ELMIRA, N.Y. (WETM) – The underground railroad known to many as the way Harriet Tubman was able to lead over three-hundred enslaved people to freedom. It was a network of routes and state houses established in the United States, used to free enslaved African Americans and Chemung county was apart of this network.
“So, the way the Underground Railroad system worked in Chemung County and specifically Elmira is that a letter would be sent from a man by the name of William Still who was the point person in Philadelphia…to be on the lookout” said Rachel Dworkin, archivist at the Chemung County historical society.
There were a number of people who were involved in this movement and they could have faced many consequences if they were ever caught helping those enslaved people.
“Most of them, we have no idea what their names were because it was a secret and super illegal, they could be charged with a thousand dollar fine which is the equivalent to twenty-nine thousand dollars today and serve six months in prison…if they were black they would be enslaved.” Dworkin said.
Rachel hopes this information can highlight the importance of history and show how our community played a part in eradicating slavery.

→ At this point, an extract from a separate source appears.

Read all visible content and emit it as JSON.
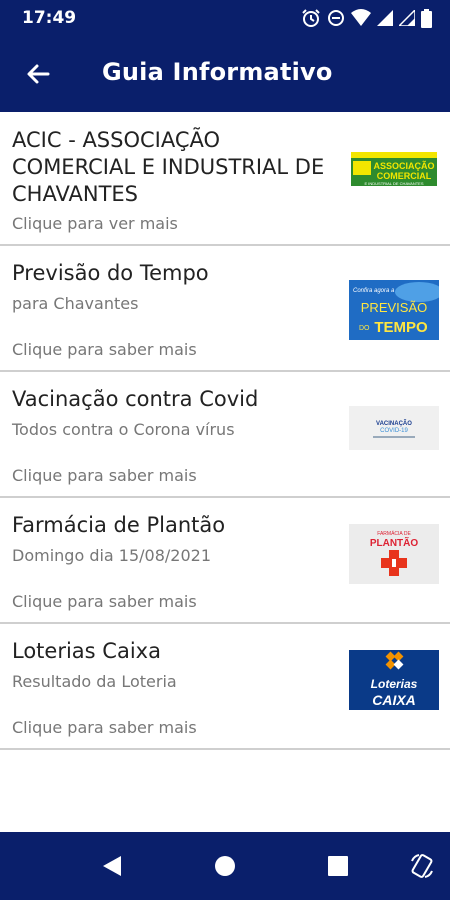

“The fact that there were a number of people who actively supported the abolitionist movement and were willing to risk imprisonment to help people certainly contributed to making this a major hub for the underground railroad in a way that another area, where that wasn’t happening wouldn’t have.”